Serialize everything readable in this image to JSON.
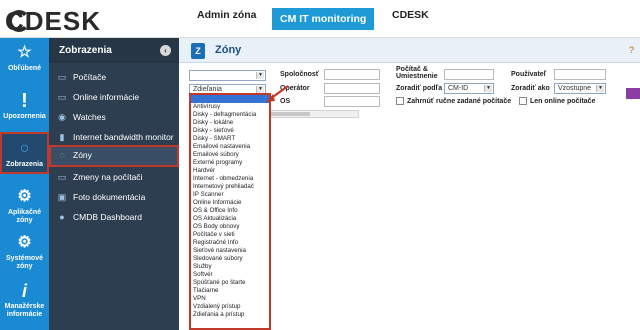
{
  "app": {
    "logo": "CDESK"
  },
  "top_nav": [
    {
      "label": "Admin zóna",
      "active": false
    },
    {
      "label": "CM IT monitoring",
      "active": true
    },
    {
      "label": "CDESK",
      "active": false
    }
  ],
  "left_nav": [
    {
      "label": "Obľúbené",
      "icon": "star-gear-icon"
    },
    {
      "label": "Upozornenia",
      "icon": "exclamation-icon"
    },
    {
      "label": "Zobrazenia",
      "icon": "circle-icon",
      "active": true
    },
    {
      "label": "Aplikačné zóny",
      "icon": "app-gear-icon"
    },
    {
      "label": "Systémové zóny",
      "icon": "system-gear-icon"
    },
    {
      "label": "Manažérske informácie",
      "icon": "info-icon"
    }
  ],
  "submenu": {
    "title": "Zobrazenia",
    "collapse_symbol": "‹",
    "items": [
      {
        "label": "Počítače",
        "icon": "monitor-icon"
      },
      {
        "label": "Online informácie",
        "icon": "monitor-icon"
      },
      {
        "label": "Watches",
        "icon": "eye-icon"
      },
      {
        "label": "Internet bandwidth monitor",
        "icon": "chart-icon"
      },
      {
        "label": "Zóny",
        "icon": "zone-icon",
        "active": true
      },
      {
        "label": "Zmeny na počítači",
        "icon": "monitor-icon"
      },
      {
        "label": "Foto dokumentácia",
        "icon": "camera-icon"
      },
      {
        "label": "CMDB Dashboard",
        "icon": "dashboard-icon"
      }
    ]
  },
  "page": {
    "title": "Zóny",
    "help": "?",
    "title_icon_letter": "Z"
  },
  "filters": {
    "zone_select": "",
    "zone_type": "Zdieľania",
    "spolocnost_label": "Spoločnosť",
    "operator_label": "Operátor",
    "os_label": "OS",
    "pocitac_label": "Počítač & Umiestnenie",
    "pouzivatel_label": "Používateľ",
    "zoradit_podla_label": "Zoradiť podľa",
    "zoradit_podla_value": "CM-ID",
    "zoradit_ako_label": "Zoradiť ako",
    "zoradit_ako_value": "Vzostupne",
    "zahrnut_label": "Zahrnúť ručne zadané počítače",
    "online_label": "Len online počítače"
  },
  "dropdown_options": [
    "Antivírusy",
    "Disky - defragmentácia",
    "Disky - lokálne",
    "Disky - sieťové",
    "Disky - SMART",
    "Emailové nastavenia",
    "Emailové súbory",
    "Externé programy",
    "Hardvér",
    "Internet - obmedzenia",
    "Internetový prehliadač",
    "IP Scanner",
    "Online Informácie",
    "OS & Office Info",
    "OS Aktualizácia",
    "OS Body obnovy",
    "Počítače v sieti",
    "Registračné Info",
    "Sieťové nastavenia",
    "Sledované súbory",
    "Služby",
    "Softvér",
    "Spúšťané po štarte",
    "Tlačiarne",
    "VPN",
    "Vzdialený prístup",
    "Zdieľania a prístup"
  ],
  "colors": {
    "left_nav": "#1a8ad3",
    "submenu": "#2d3e50",
    "highlight": "#c0392b",
    "top_active": "#1e9bd7"
  }
}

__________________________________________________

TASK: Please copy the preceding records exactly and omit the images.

EXERCISE RESPONSE:
Serialize everything readable in this image to JSON.
{
  "app": {
    "logo": "CDESK"
  },
  "top_nav": [
    {
      "label": "Admin zóna",
      "active": false
    },
    {
      "label": "CM IT monitoring",
      "active": true
    },
    {
      "label": "CDESK",
      "active": false
    }
  ],
  "left_nav": [
    {
      "label": "Obľúbené",
      "icon": "star-gear-icon"
    },
    {
      "label": "Upozornenia",
      "icon": "exclamation-icon"
    },
    {
      "label": "Zobrazenia",
      "icon": "circle-icon",
      "active": true
    },
    {
      "label": "Aplikačné zóny",
      "icon": "app-gear-icon"
    },
    {
      "label": "Systémové zóny",
      "icon": "system-gear-icon"
    },
    {
      "label": "Manažérske informácie",
      "icon": "info-icon"
    }
  ],
  "submenu": {
    "title": "Zobrazenia",
    "collapse_symbol": "‹",
    "items": [
      {
        "label": "Počítače",
        "icon": "monitor-icon"
      },
      {
        "label": "Online informácie",
        "icon": "monitor-icon"
      },
      {
        "label": "Watches",
        "icon": "eye-icon"
      },
      {
        "label": "Internet bandwidth monitor",
        "icon": "chart-icon"
      },
      {
        "label": "Zóny",
        "icon": "zone-icon",
        "active": true
      },
      {
        "label": "Zmeny na počítači",
        "icon": "monitor-icon"
      },
      {
        "label": "Foto dokumentácia",
        "icon": "camera-icon"
      },
      {
        "label": "CMDB Dashboard",
        "icon": "dashboard-icon"
      }
    ]
  },
  "page": {
    "title": "Zóny",
    "help": "?",
    "title_icon_letter": "Z"
  },
  "filters": {
    "zone_select": "",
    "zone_type": "Zdieľania",
    "spolocnost_label": "Spoločnosť",
    "operator_label": "Operátor",
    "os_label": "OS",
    "pocitac_label": "Počítač & Umiestnenie",
    "pouzivatel_label": "Používateľ",
    "zoradit_podla_label": "Zoradiť podľa",
    "zoradit_podla_value": "CM-ID",
    "zoradit_ako_label": "Zoradiť ako",
    "zoradit_ako_value": "Vzostupne",
    "zahrnut_label": "Zahrnúť ručne zadané počítače",
    "online_label": "Len online počítače"
  },
  "dropdown_options": [
    "Antivírusy",
    "Disky - defragmentácia",
    "Disky - lokálne",
    "Disky - sieťové",
    "Disky - SMART",
    "Emailové nastavenia",
    "Emailové súbory",
    "Externé programy",
    "Hardvér",
    "Internet - obmedzenia",
    "Internetový prehliadač",
    "IP Scanner",
    "Online Informácie",
    "OS & Office Info",
    "OS Aktualizácia",
    "OS Body obnovy",
    "Počítače v sieti",
    "Registračné Info",
    "Sieťové nastavenia",
    "Sledované súbory",
    "Služby",
    "Softvér",
    "Spúšťané po štarte",
    "Tlačiarne",
    "VPN",
    "Vzdialený prístup",
    "Zdieľania a prístup"
  ],
  "colors": {
    "left_nav": "#1a8ad3",
    "submenu": "#2d3e50",
    "highlight": "#c0392b",
    "top_active": "#1e9bd7"
  }
}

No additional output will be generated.